EXERCISE OBJECTIVE — State how many lines in the records below contain the word "from". Nothing else is needed.

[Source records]
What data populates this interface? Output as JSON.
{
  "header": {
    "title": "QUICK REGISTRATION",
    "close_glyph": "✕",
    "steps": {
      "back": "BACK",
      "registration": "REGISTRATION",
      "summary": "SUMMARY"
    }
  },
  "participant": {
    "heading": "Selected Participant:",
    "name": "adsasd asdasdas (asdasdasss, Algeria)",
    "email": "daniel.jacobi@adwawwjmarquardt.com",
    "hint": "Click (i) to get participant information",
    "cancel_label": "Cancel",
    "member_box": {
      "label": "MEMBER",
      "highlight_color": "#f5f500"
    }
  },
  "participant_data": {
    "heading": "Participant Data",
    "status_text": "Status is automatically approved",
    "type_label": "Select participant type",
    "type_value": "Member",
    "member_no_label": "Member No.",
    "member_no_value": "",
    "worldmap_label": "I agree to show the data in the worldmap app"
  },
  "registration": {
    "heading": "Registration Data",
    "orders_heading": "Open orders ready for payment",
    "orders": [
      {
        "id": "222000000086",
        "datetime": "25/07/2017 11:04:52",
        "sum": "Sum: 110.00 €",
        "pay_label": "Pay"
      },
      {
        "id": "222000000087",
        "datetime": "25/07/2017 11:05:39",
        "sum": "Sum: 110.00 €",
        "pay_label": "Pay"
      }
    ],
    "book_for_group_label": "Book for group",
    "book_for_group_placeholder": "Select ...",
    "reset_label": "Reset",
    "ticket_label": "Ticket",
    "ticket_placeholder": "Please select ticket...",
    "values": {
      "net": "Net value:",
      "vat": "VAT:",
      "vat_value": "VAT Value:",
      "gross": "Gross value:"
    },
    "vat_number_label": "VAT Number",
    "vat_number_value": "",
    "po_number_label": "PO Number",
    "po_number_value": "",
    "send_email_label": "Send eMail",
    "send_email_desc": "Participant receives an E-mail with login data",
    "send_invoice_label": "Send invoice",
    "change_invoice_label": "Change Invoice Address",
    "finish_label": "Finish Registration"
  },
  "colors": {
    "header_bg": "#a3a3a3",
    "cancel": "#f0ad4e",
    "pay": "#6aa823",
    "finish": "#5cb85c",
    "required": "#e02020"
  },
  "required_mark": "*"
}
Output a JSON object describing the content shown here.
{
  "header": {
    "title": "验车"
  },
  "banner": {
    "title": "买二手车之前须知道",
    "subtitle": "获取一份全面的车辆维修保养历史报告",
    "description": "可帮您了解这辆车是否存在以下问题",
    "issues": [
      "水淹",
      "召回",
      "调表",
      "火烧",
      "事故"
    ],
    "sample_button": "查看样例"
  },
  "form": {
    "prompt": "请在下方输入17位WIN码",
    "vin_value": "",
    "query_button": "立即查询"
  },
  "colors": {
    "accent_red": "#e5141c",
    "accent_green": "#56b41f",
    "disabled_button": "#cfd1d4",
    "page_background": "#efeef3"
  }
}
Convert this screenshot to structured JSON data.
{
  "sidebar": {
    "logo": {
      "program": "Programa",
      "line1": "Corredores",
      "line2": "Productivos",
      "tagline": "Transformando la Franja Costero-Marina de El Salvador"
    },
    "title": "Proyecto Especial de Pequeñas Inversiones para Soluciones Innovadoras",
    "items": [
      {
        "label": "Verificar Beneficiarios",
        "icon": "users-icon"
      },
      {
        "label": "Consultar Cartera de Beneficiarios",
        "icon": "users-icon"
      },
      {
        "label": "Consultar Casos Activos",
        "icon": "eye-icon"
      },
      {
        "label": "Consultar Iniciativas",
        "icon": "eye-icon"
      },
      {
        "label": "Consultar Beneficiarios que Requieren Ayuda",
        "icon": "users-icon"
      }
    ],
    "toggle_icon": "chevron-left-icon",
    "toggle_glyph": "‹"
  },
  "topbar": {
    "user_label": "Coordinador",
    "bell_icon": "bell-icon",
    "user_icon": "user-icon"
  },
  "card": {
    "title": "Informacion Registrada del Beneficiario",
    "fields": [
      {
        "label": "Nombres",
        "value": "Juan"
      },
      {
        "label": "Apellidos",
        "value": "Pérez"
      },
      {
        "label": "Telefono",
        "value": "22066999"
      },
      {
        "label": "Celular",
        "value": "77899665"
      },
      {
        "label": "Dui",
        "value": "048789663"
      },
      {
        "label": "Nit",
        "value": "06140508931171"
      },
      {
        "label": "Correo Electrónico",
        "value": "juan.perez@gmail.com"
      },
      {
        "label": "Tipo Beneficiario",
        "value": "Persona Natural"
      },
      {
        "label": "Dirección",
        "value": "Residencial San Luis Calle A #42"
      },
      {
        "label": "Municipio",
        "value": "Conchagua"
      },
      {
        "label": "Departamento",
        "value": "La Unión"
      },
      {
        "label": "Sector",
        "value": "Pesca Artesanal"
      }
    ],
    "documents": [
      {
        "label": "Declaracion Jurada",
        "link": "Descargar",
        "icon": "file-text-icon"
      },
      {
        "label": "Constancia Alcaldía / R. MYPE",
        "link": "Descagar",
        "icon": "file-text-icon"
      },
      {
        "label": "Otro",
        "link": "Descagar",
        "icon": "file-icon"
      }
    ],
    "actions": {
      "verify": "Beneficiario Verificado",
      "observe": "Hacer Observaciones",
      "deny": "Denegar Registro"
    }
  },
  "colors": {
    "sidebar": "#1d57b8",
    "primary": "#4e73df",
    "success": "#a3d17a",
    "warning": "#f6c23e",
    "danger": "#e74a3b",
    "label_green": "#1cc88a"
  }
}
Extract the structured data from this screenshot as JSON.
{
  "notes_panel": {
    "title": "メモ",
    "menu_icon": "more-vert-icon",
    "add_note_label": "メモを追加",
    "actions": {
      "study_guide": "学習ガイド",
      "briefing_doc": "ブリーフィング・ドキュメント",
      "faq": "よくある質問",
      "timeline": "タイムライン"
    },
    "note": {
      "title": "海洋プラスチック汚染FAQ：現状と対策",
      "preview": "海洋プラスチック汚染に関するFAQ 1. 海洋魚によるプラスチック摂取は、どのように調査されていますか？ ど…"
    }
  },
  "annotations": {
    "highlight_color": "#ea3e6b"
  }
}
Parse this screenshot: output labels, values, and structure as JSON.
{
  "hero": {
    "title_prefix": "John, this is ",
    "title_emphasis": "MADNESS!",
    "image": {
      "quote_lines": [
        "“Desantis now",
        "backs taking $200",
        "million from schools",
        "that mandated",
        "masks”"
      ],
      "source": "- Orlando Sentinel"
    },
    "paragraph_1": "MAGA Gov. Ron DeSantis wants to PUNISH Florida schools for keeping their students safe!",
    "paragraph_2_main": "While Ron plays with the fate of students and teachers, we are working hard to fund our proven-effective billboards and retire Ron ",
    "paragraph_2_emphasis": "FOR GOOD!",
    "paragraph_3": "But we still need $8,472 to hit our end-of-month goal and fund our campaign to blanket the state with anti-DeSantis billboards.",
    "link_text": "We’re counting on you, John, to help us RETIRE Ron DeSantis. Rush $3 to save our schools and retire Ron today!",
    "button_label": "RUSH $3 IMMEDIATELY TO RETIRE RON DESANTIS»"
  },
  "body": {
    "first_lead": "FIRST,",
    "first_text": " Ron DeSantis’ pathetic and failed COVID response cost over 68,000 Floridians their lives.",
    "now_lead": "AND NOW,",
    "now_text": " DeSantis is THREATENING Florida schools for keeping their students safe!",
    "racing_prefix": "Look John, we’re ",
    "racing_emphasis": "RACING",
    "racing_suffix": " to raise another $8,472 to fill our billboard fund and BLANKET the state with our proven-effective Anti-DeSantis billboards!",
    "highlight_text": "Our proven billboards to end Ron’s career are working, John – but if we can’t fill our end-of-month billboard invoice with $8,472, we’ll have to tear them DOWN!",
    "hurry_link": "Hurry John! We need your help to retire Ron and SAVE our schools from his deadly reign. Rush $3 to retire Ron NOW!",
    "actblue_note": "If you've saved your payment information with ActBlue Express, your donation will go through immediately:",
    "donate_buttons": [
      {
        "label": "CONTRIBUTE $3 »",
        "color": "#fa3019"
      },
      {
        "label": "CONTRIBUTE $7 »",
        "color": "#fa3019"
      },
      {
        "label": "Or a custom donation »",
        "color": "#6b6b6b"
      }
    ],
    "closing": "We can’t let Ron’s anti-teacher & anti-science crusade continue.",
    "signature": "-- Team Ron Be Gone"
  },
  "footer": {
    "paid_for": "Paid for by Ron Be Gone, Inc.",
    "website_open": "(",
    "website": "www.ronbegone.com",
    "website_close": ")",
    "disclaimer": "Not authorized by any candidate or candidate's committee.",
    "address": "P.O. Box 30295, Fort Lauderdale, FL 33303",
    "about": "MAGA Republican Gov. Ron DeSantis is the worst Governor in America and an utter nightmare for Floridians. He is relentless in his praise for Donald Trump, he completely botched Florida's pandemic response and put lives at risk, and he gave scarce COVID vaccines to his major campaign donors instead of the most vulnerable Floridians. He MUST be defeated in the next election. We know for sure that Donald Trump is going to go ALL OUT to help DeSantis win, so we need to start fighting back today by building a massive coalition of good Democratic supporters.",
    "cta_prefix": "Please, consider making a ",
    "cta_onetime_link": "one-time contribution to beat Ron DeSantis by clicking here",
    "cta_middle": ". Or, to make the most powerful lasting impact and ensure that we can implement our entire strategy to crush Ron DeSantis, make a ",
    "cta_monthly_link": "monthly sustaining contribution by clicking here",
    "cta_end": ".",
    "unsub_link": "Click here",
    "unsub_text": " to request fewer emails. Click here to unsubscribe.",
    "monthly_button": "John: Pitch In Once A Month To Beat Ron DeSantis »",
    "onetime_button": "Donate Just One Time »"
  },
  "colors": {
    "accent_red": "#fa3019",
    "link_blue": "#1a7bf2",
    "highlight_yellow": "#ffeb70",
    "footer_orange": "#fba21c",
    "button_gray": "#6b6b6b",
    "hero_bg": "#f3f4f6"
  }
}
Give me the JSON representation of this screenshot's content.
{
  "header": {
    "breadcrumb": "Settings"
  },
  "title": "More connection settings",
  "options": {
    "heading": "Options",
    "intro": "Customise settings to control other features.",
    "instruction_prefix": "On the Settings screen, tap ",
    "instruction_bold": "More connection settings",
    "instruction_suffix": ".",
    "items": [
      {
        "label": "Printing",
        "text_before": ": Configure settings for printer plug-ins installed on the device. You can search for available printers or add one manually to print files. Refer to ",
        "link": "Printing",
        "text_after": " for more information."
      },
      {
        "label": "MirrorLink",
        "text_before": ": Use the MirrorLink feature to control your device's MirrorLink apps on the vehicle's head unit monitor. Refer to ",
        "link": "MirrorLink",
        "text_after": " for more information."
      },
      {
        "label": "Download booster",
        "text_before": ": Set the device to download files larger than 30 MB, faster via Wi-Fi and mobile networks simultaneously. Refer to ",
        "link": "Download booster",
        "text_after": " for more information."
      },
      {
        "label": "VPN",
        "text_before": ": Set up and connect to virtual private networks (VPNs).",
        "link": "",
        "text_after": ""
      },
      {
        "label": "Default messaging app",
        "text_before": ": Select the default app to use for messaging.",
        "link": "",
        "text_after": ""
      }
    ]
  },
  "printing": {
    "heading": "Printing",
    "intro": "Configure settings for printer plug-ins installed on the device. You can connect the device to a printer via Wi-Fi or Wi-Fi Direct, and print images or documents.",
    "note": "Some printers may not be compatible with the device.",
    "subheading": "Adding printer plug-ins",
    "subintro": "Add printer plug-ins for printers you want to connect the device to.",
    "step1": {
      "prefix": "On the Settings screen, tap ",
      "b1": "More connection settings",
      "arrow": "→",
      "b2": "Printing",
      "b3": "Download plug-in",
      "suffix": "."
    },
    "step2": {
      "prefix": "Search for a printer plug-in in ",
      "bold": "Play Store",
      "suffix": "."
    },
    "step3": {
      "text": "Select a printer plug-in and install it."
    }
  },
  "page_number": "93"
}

TASK RESPONSE — 3